(TASK INPUTS begins)
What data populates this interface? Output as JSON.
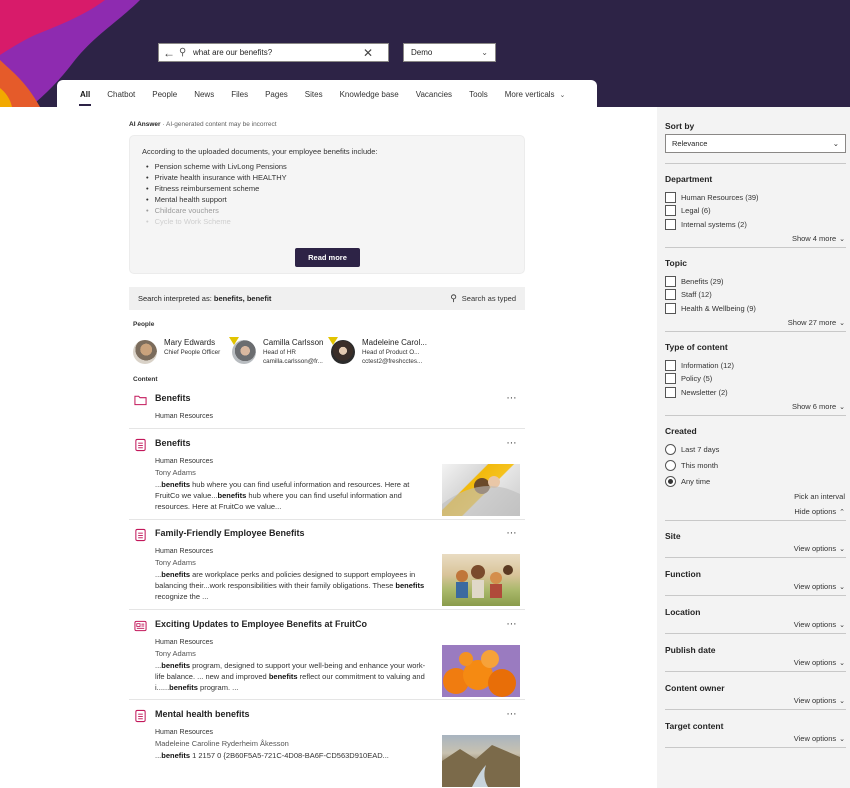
{
  "search": {
    "query": "what are our benefits?",
    "scope": "Demo"
  },
  "tabs": [
    {
      "label": "All"
    },
    {
      "label": "Chatbot"
    },
    {
      "label": "People"
    },
    {
      "label": "News"
    },
    {
      "label": "Files"
    },
    {
      "label": "Pages"
    },
    {
      "label": "Sites"
    },
    {
      "label": "Knowledge base"
    },
    {
      "label": "Vacancies"
    },
    {
      "label": "Tools"
    },
    {
      "label": "More verticals"
    }
  ],
  "ai_answer": {
    "label": "AI Answer",
    "disclaimer": "AI-generated content may be incorrect",
    "intro": "According to the uploaded documents, your employee benefits include:",
    "items": [
      "Pension scheme with LivLong Pensions",
      "Private health insurance with HEALTHY",
      "Fitness reimbursement scheme",
      "Mental health support",
      "Childcare vouchers",
      "Cycle to Work Scheme"
    ],
    "read_more": "Read more"
  },
  "interpreted": {
    "prefix": "Search interpreted as:",
    "terms": "benefits, benefit",
    "search_as_typed": "Search as typed"
  },
  "people": {
    "label": "People",
    "items": [
      {
        "name": "Mary Edwards",
        "line1": "Chief People Officer",
        "line2": ""
      },
      {
        "name": "Camilla Carlsson",
        "line1": "Head of HR",
        "line2": "camilla.carlsson@fr..."
      },
      {
        "name": "Madeleine Carol...",
        "line1": "Head of Product O...",
        "line2": "cctest2@freshcctes..."
      }
    ]
  },
  "content": {
    "label": "Content",
    "results": [
      {
        "title": "Benefits",
        "site": "Human Resources",
        "icon": "folder-icon"
      },
      {
        "title": "Benefits",
        "site": "Human Resources",
        "author": "Tony Adams",
        "icon": "page-icon",
        "s1": "benefits",
        "s2": " hub where you can find useful information and resources. Here at FruitCo we value...",
        "s3": "benefits",
        "s4": " hub where you can find useful information and resources. Here at FruitCo we value..."
      },
      {
        "title": "Family-Friendly Employee Benefits",
        "site": "Human Resources",
        "author": "Tony Adams",
        "icon": "page-icon",
        "s1": "benefits",
        "s2": " are workplace perks and policies designed to support employees in balancing their...work responsibilities with their family obligations. These ",
        "s3": "benefits",
        "s4": " recognize the ..."
      },
      {
        "title": "Exciting Updates to Employee Benefits at FruitCo",
        "site": "Human Resources",
        "author": "Tony Adams",
        "icon": "news-icon",
        "s1": "benefits",
        "s2": " program, designed to support your well-being and enhance your work-life balance. ... new and improved ",
        "s3": "benefits",
        "s4": " reflect our commitment to valuing and i......",
        "s5": "benefits",
        "s6": " program. ..."
      },
      {
        "title": "Mental health benefits",
        "site": "Human Resources",
        "author": "Madeleine Caroline Ryderheim Åkesson",
        "icon": "page-icon",
        "s1": "benefits",
        "s2": " 1 2157 0 {2B60F5A5-721C-4D08-BA6F-CD563D910EAD..."
      }
    ]
  },
  "sidebar": {
    "sort": {
      "title": "Sort by",
      "value": "Relevance"
    },
    "department": {
      "title": "Department",
      "options": [
        "Human Resources (39)",
        "Legal (6)",
        "Internal systems (2)"
      ],
      "more": "Show 4 more"
    },
    "topic": {
      "title": "Topic",
      "options": [
        "Benefits (29)",
        "Staff (12)",
        "Health & Wellbeing (9)"
      ],
      "more": "Show 27 more"
    },
    "type": {
      "title": "Type of content",
      "options": [
        "Information (12)",
        "Policy (5)",
        "Newsletter (2)"
      ],
      "more": "Show 6 more"
    },
    "created": {
      "title": "Created",
      "options": [
        "Last 7 days",
        "This month",
        "Any time"
      ],
      "interval": "Pick an interval",
      "hide": "Hide options"
    },
    "collapsed": [
      {
        "title": "Site",
        "link": "View options"
      },
      {
        "title": "Function",
        "link": "View options"
      },
      {
        "title": "Location",
        "link": "View options"
      },
      {
        "title": "Publish date",
        "link": "View options"
      },
      {
        "title": "Content owner",
        "link": "View options"
      },
      {
        "title": "Target content",
        "link": "View options"
      }
    ]
  },
  "colors": {
    "brand": "#2d2346",
    "accent_pink": "#c2185b",
    "wave_purple": "#9b2fb0"
  }
}
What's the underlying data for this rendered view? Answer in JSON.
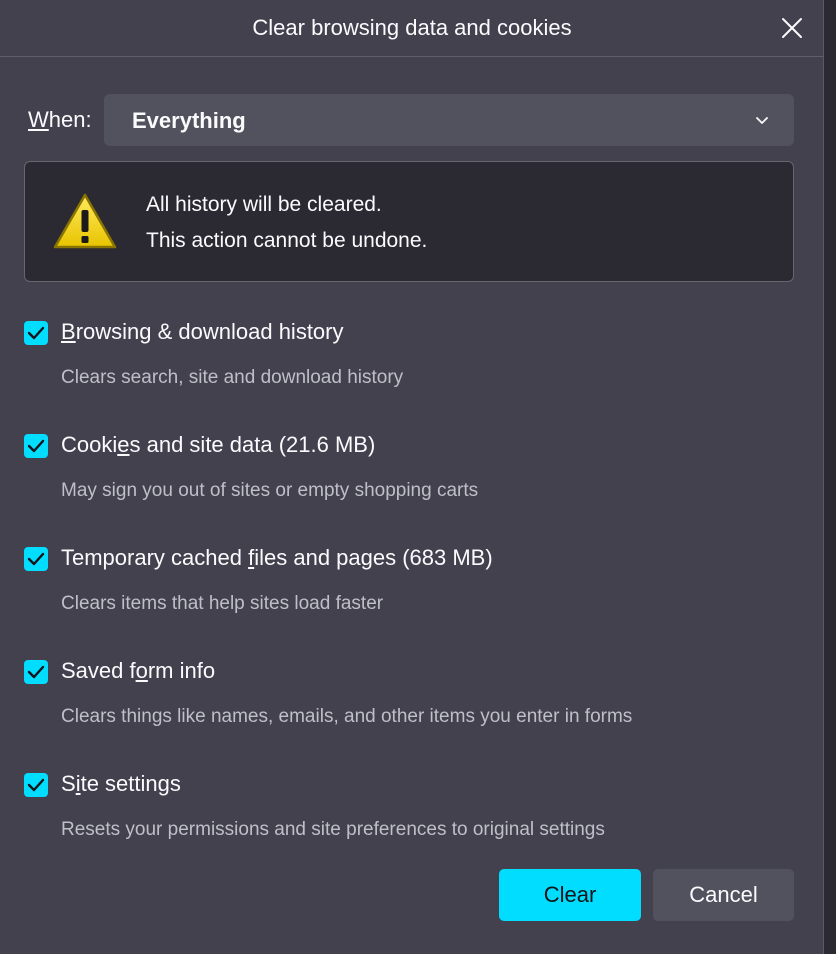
{
  "dialog": {
    "title": "Clear browsing data and cookies",
    "close_icon": "close-icon"
  },
  "when": {
    "label_prefix": "W",
    "label_rest": "hen:",
    "selected": "Everything"
  },
  "warning": {
    "icon": "warning-triangle-icon",
    "line1": "All history will be cleared.",
    "line2": "This action cannot be undone."
  },
  "options": [
    {
      "label_before": "",
      "label_access": "B",
      "label_after": "rowsing & download history",
      "description": "Clears search, site and download history",
      "checked": true
    },
    {
      "label_before": "Cooki",
      "label_access": "e",
      "label_after": "s and site data (21.6 MB)",
      "description": "May sign you out of sites or empty shopping carts",
      "checked": true
    },
    {
      "label_before": "Temporary cached ",
      "label_access": "f",
      "label_after": "iles and pages (683 MB)",
      "description": "Clears items that help sites load faster",
      "checked": true
    },
    {
      "label_before": "Saved f",
      "label_access": "o",
      "label_after": "rm info",
      "description": "Clears things like names, emails, and other items you enter in forms",
      "checked": true
    },
    {
      "label_before": "S",
      "label_access": "i",
      "label_after": "te settings",
      "description": "Resets your permissions and site preferences to original settings",
      "checked": true
    }
  ],
  "buttons": {
    "clear": "Clear",
    "cancel": "Cancel"
  },
  "colors": {
    "accent": "#00ddff",
    "dialog_bg": "#42414d",
    "warning_bg": "#2b2a33"
  }
}
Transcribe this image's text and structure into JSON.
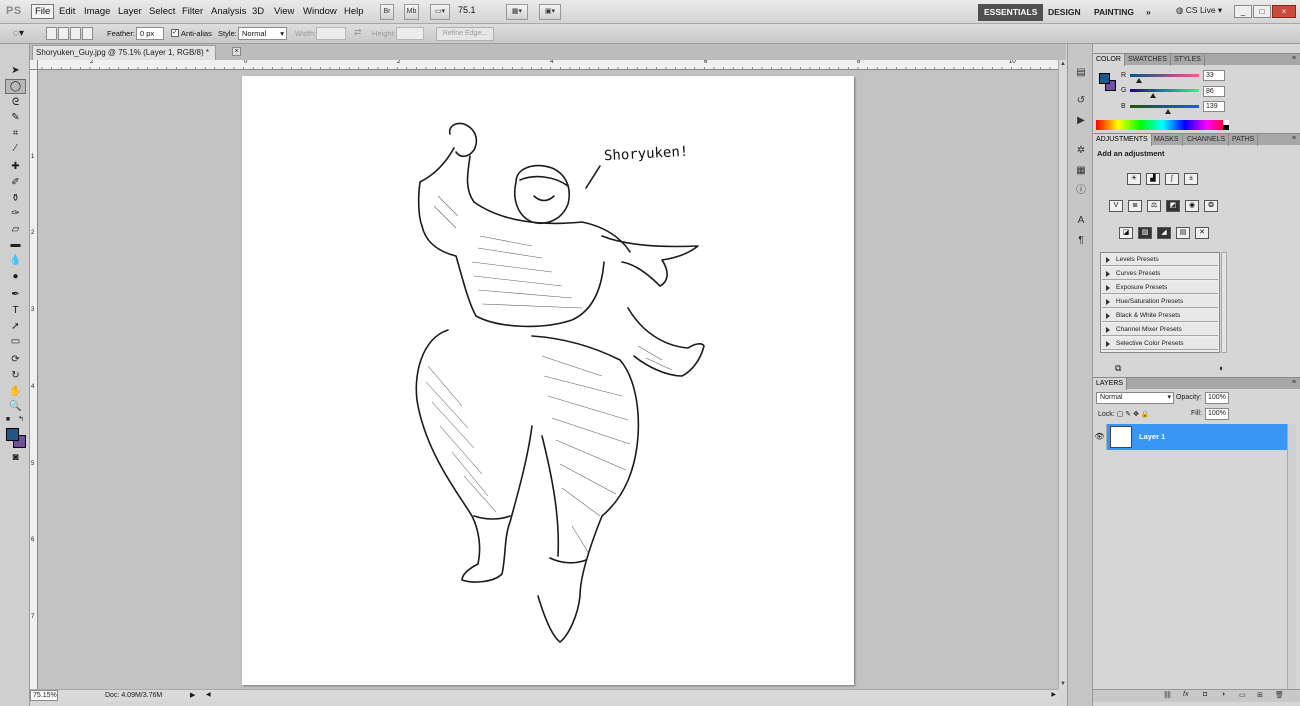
{
  "app": {
    "logo": "PS"
  },
  "menubar": {
    "items": [
      "File",
      "Edit",
      "Image",
      "Layer",
      "Select",
      "Filter",
      "Analysis",
      "3D",
      "View",
      "Window",
      "Help"
    ],
    "bridge": "Br",
    "minibridge": "Mb",
    "zoom": "75.1",
    "workspaces": [
      "ESSENTIALS",
      "DESIGN",
      "PAINTING"
    ],
    "more_workspaces": "»",
    "cs_live": "CS Live",
    "win_min": "_",
    "win_max": "□",
    "win_close": "×"
  },
  "options": {
    "feather_label": "Feather:",
    "feather_value": "0 px",
    "antialias_label": "Anti-alias",
    "antialias_checked": "✓",
    "style_label": "Style:",
    "style_value": "Normal",
    "width_label": "Width:",
    "height_label": "Height:",
    "refine_edge": "Refine Edge..."
  },
  "document": {
    "tab_title": "Shoryuken_Guy.jpg @ 75.1% (Layer 1, RGB/8) *",
    "tab_close": "×",
    "caption": "Shoryuken!",
    "ruler_top": [
      "2",
      "0",
      "2",
      "4",
      "6",
      "8",
      "10"
    ],
    "ruler_left": [
      "1",
      "2",
      "3",
      "4",
      "5",
      "6",
      "7"
    ]
  },
  "status": {
    "zoom": "75.15%",
    "doc": "Doc: 4.09M/3.76M"
  },
  "color_panel": {
    "tabs": [
      "COLOR",
      "SWATCHES",
      "STYLES"
    ],
    "r_label": "R",
    "g_label": "G",
    "b_label": "B",
    "r": 33,
    "g": 86,
    "b": 139,
    "fg_color": "#21568b",
    "bg_color": "#6f4f9e"
  },
  "adjustments_panel": {
    "tabs": [
      "ADJUSTMENTS",
      "MASKS",
      "CHANNELS",
      "PATHS"
    ],
    "heading": "Add an adjustment",
    "presets": [
      "Levels Presets",
      "Curves Presets",
      "Exposure Presets",
      "Hue/Saturation Presets",
      "Black & White Presets",
      "Channel Mixer Presets",
      "Selective Color Presets"
    ]
  },
  "layers_panel": {
    "tab": "LAYERS",
    "blend_mode": "Normal",
    "opacity_label": "Opacity:",
    "opacity": "100%",
    "lock_label": "Lock:",
    "fill_label": "Fill:",
    "fill": "100%",
    "layer_name": "Layer 1",
    "footer_fx": "fx"
  },
  "colors": {
    "accent": "#3a96f4",
    "workspace_active": "#505050"
  }
}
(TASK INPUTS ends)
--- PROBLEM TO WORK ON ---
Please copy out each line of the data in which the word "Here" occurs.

--- OUTPUT OF THE TASK ---
        "s2": " hub where you can find useful information and resources. Here at FruitCo we value...",
        "s4": " hub where you can find useful information and resources. Here at FruitCo we value..."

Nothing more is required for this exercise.